From Port Credit to The Beach and, now, the Town of Georgina, the future of gas power plant development in Ontario is being fought neighbourhood by neighbourhood as Premier Dalton McGuinty pushes his plan to close coal-fired electricity plants.
It has, some say, created a clash of cultures. To local councillors, residents and activists in the Town of Georgina, plans to build a 350-megawatt gas-fired electricity plant in northern York Region hail from a bygone era, before energy conservation and cleaner technology.
To McGuinty's government, the single-cycle natural gas generator planned for the area means reliable electricity, and if not very green, it is better than the coal plants he has promised to close by 2014 as part of a massive restructuring of the way energy will be produced in Ontario.
"I think the people are way ahead of the decision makers," says Georgina town councillor David Szollosy. "They (the decision makers) keep falling back on the old technologies, the old way of thinking, that we have to have these mega plants.
"This is not a rejection of electricity. It is the decision to restrict discussion to one model of technology Â– that is what is being rejected."
Mississauga's Port Credit neighbourhood blocked plans for a plant to replace the coal-fired Lakeview Generating Station on its lakeshore, instead promoting a waterfront renaissance.

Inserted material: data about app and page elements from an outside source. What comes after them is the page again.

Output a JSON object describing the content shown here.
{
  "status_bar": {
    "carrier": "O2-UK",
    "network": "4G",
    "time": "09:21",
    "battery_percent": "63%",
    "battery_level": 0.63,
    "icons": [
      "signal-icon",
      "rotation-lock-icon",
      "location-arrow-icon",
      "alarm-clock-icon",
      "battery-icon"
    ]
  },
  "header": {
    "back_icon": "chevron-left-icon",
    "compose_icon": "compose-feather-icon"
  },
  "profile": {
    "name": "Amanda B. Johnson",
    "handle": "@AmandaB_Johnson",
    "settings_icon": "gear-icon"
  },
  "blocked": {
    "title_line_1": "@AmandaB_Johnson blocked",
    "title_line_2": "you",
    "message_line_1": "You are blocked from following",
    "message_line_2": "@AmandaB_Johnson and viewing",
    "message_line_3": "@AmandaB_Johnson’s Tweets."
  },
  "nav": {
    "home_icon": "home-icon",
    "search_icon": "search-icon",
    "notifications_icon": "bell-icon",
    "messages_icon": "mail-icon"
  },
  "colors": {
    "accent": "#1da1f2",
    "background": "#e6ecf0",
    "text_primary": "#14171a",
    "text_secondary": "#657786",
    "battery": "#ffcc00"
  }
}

Beach residents and others argued against the 550-megawatt Portlands Energy Centre, built on Toronto land designated for waterfront development. But their protest ultimately failed and the first stage is now up and running during peak periods, beside where the now-disabled R.L. Hearn coal-fired plant still stands. While large gas plants in Brampton and Halton Hills have been approved, residents in northern York Region are asking: Why the rush to build the least-efficient gas generator? Why not build smaller and cleaner power plants? And, why not get more aggressive on conservation?
Debbie Gordon organized "Megawhat?" Â– a group protesting the wisdom of the plant. The group, along with Georgina council and MPP Frank Klees (Newmarket-Aurora), want Energy Minister Gerry Phillips to reconvene an earlier working group on electricity to examine other solutions before pushing forward with the plant.
"I am not disputing that we need energy," Gordon says. "But in this day and age, when we know about climate change... I don't understand why we would build something like this when there are other options."
Momentum is growing. NDP MPP Peter Tabuns (Toronto Danforth) recently brought forward a private member's bill that would prohibit building and operating single-cycle generating stations larger than 30 megawatts in certain municipalities. And Tory MPP Julia Munro has asked the energy minister to do an environmental assessment before putting a shovel in the ground.
The Ontario Power Authority is mandated to develop electricity sources across the province. And at the government's direction, it has created a sweeping plan to produce new sources of energy, to replace the coal-fired stations, and promote energy conservation.
The OPA has chosen five private energy companies to locate a potential site in northern York Region. The formal request for proposals will be held this summer, says Brian Hay, OPA spokesperson. The "peak" plant will operate for short periods, usually on scorching summer days when air conditioners send demand for electricity soaring. Hay says emissions won't be high, because the plant does not run all year.
There are three types of natural gas-powered plants. The "simple single cycle" plant, proposed for northern York Region, uses a gas turbine to power a generator that spins to create electricity. It converts 35-40% of the energy that was in the natural gas into electricity.
The "combined-cycle" plant uses the same generating process as the single cycle but has more equipment that takes the heat created by the generator and uses it to make steam. It is then used to create more electricity. It has an "efficiency rate" of 40% to 60%. (The 875 megawatt plant in Brampton and the 683 megawatt station in Halton Hills will both be combined cycle.)
The "combined heat and power" plant creates electricity and steam. It needs a nearby building that can take the steam and use it. It has an efficiency rate of at least 80%.
"We did an analysis and concluded that a peaking plant of 350 megawatts was the right solution for the region," Hay says.
The OPA, counters Jack Gibbons, chair of the Ontario Clean Air Alliance, prefers the 350 megawatt station because it is easier for a bureaucracy to build one large plant than manage the complications of many smaller, more efficient generating stations in hospitals, malls, condominiums and office buildings. Gibbons says the smaller stations could be built in basements or on the rooftops of companies that use them.
"That's a lot of work," he says. "And they prefer the easy way out."